Isle of Wight Observer News

The Island's Free Newspaper

Contact tracing app proving successful on the Island

3 min read
Tens of thousands of Islanders have downloaded the app since it was launched to the public on Thursday

Dr Geraint Lewis, the leader of the team behind the coronavirus contact tracing app being trialled on the Isle of Wight, says the pioneering operation is already proving a success.

Tens of thousands of Islanders have downloaded the app since it was launched to the public on Thursday, prompting Dr Lewis to say: “I can’t quite believe it. It has been amazing.
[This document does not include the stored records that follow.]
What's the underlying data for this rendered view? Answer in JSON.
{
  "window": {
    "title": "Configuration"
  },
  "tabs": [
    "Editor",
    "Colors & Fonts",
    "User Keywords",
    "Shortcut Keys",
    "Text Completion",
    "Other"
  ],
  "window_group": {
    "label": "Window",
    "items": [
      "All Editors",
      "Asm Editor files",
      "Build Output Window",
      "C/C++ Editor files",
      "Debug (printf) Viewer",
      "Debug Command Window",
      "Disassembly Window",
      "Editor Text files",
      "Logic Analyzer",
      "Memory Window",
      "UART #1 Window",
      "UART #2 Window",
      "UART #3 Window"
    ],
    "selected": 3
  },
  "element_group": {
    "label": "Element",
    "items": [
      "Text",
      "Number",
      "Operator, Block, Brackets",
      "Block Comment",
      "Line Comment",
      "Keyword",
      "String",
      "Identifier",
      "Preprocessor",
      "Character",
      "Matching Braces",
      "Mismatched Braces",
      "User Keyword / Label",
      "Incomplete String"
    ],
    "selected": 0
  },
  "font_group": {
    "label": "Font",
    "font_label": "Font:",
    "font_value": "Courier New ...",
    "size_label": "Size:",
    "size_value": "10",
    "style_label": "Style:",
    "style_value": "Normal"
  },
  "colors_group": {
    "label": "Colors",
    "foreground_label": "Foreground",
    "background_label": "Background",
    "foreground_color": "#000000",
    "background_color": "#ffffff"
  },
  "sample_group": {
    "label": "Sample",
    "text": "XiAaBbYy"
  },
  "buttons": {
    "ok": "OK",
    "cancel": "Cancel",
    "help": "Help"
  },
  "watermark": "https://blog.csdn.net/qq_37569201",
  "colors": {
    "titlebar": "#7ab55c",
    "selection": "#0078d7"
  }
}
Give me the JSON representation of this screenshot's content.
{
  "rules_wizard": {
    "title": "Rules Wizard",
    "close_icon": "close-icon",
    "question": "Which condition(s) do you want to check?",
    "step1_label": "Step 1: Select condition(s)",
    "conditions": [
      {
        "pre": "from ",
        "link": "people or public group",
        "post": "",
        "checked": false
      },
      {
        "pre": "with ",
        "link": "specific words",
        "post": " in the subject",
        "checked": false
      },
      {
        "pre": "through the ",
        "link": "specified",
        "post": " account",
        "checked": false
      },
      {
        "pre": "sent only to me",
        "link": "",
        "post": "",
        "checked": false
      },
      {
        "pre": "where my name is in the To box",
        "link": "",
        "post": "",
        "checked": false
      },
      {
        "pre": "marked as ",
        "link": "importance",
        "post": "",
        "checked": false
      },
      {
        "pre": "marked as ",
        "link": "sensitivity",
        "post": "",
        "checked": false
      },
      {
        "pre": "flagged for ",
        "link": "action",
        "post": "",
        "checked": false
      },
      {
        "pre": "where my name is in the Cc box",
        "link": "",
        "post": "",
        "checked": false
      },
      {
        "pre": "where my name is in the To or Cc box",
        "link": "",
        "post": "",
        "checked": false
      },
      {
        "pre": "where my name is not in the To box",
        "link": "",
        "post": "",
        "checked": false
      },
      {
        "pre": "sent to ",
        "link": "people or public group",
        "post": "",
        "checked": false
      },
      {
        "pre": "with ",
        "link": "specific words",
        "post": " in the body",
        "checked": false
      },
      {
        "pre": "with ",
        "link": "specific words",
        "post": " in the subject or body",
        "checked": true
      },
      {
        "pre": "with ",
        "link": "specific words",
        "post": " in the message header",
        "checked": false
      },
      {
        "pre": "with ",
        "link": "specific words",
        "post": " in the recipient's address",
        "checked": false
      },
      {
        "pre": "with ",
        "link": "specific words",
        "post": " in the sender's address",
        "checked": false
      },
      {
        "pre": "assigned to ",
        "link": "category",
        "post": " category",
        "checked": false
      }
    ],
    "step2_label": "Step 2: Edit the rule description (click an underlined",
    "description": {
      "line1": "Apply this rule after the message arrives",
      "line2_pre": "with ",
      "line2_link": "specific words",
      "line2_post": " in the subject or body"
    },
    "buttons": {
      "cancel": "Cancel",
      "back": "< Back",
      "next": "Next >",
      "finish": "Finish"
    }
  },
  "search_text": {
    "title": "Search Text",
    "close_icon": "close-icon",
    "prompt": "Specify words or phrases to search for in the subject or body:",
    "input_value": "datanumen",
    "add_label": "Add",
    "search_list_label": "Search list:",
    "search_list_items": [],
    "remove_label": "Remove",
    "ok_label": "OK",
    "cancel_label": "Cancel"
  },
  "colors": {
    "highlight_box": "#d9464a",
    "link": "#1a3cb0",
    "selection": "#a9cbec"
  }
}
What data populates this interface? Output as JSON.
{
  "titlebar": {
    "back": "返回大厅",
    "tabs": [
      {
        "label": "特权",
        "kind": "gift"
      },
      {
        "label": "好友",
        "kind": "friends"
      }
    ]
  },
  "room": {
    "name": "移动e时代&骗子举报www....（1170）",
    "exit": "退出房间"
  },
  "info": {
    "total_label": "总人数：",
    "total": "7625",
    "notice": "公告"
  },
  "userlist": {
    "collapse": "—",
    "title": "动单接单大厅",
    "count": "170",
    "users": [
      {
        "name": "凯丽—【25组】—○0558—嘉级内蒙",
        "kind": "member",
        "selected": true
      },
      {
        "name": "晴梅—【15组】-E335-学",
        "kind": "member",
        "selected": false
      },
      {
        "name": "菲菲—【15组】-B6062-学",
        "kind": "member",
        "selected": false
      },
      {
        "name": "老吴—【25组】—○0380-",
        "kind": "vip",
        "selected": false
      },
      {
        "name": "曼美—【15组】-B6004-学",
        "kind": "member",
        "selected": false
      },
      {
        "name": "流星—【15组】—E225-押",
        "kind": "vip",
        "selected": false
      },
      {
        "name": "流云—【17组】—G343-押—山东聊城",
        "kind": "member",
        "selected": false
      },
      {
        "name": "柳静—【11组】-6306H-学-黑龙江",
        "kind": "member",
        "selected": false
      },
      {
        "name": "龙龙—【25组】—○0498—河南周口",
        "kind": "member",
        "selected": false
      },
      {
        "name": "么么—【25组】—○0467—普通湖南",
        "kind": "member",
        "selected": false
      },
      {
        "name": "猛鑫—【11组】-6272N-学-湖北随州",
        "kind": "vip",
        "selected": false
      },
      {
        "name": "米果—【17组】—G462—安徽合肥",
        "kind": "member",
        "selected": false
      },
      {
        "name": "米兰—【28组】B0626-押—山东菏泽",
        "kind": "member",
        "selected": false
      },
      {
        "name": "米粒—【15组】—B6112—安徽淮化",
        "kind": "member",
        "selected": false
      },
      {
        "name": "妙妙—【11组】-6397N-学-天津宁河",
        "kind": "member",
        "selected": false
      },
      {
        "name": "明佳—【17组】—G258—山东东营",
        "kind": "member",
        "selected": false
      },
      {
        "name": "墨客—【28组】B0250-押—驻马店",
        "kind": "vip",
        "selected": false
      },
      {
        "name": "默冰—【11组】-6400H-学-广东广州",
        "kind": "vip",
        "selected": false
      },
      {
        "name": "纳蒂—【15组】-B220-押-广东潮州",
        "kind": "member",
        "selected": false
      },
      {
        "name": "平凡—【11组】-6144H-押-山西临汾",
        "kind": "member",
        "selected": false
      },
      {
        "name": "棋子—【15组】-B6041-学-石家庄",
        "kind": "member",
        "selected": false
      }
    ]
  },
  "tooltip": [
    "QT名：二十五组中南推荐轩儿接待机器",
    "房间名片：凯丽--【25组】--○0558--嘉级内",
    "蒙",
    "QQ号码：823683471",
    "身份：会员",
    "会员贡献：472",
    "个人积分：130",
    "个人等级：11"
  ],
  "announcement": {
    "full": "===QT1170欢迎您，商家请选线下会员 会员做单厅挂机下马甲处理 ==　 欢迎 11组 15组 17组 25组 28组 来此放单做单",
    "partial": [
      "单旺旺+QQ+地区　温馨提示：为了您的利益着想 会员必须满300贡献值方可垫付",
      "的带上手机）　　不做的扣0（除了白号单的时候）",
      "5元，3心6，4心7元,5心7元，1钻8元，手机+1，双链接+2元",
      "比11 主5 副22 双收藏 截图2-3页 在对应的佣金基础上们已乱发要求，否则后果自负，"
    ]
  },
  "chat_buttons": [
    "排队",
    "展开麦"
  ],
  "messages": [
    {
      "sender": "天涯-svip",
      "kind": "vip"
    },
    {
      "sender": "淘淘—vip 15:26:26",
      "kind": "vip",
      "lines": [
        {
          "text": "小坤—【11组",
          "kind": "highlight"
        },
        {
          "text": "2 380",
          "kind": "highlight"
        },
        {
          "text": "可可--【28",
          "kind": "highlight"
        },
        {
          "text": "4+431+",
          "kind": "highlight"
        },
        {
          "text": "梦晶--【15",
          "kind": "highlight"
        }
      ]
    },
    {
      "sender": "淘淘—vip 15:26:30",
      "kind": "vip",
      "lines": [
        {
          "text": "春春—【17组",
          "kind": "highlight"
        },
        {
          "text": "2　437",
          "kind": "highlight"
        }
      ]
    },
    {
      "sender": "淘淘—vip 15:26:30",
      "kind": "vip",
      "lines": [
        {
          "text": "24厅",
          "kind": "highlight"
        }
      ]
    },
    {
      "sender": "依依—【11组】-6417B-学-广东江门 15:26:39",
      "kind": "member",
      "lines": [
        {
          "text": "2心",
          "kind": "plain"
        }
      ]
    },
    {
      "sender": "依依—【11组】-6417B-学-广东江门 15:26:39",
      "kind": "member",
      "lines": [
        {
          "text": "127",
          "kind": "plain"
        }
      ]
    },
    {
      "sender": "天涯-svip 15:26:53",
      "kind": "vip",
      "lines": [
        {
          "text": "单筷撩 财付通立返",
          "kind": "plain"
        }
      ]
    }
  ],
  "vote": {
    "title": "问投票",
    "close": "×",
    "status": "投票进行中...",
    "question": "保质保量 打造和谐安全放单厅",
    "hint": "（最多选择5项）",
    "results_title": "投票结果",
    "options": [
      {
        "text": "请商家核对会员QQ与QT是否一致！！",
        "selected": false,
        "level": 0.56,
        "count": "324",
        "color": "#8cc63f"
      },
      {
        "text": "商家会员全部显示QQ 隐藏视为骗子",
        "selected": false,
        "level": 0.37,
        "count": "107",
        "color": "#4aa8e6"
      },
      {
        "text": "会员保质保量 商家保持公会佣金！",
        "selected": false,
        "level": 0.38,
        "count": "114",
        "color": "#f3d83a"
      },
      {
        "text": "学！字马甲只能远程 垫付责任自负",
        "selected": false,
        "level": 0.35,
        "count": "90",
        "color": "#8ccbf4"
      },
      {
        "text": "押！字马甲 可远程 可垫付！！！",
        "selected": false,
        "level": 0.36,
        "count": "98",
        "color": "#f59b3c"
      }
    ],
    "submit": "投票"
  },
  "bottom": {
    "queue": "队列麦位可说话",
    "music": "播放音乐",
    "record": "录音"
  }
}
There has been an overwhelming response as best as we can tell.”

Dr Lewis is on the Island closely monitoring the progress of the app, and public reaction to it, before it is rolled out across the rest of the UK. The idea of the app was only first thought about by Dr Lewis and his team in mid-March, and has prompted suggestions it has been rolled out too quickly.

But Dr Lewis said: “As far as we can tell the app is working as we would expect, but I would be pleased to hear about any teething problems. I am ever the optimist, but we are here to learn about any technical glitches that people encounter on the Island, so it is really important they give feedback through the app’s website.

“We are here to learn about how the app performs in real life. There are all sorts of scenarios, and it is impossible to come up with a complete list of those when you are sitting in an office block in London. So coming out into the real world is the only way to learn how the app actually works.”

Isle of Wight MP Bob Seely pointed out: “The whole point of having the app on the Island is that it will soon be rolled out nationally. So to find any glitches is not evidence of a flaw, but evidence of a successful action. I do find it frustrating to see the national media saying ‘there are glitches, so that means you have failed there and there’. Finding glitches is successful; that is my definition of what the Island is doing in supporting this.”

Many people found it initially difficult to find the app to download, because it was not available on their iPhones through the Apple App store or Google. But Dr Lewis explained: “That was a intentional step because we didn’t want the app to suddenly be downloaded by about 50 million people across the country. So we introduced that intermediary step for the Island phase, which we will be removing later on. But it was to stop vast swathes of people coming in, when we wanted it to be only for the Island initially. By the time we roll it out nationally, you will be able to search for the app like you would for any other app.

“Rolling it out in stages across the UK is certainly an option. There are some disadvantages in doing it that way, one being it could lead to confusion about areas, whereas the Island is one contained area.”

Asked why the app will only send out an alert after someone with symptoms has been close to other people for 15 minutes or more, Dr Lewis said: “The scientists’ studies show that is the best estimate at the moment. You have to be within two metres of someone for more than 15 minutes, so the app at the moment replicates that same assumption. One of the advantages of the app is that you can model the biology of a virus much more closely with a simple rule like two metres for 15 minutes. It will be amended and become more sophisticated over time, but that would have to be signed off by the Chief Medical Officer before we do anything.”

Pictured: Dr Geraint Lewis and Bob Seely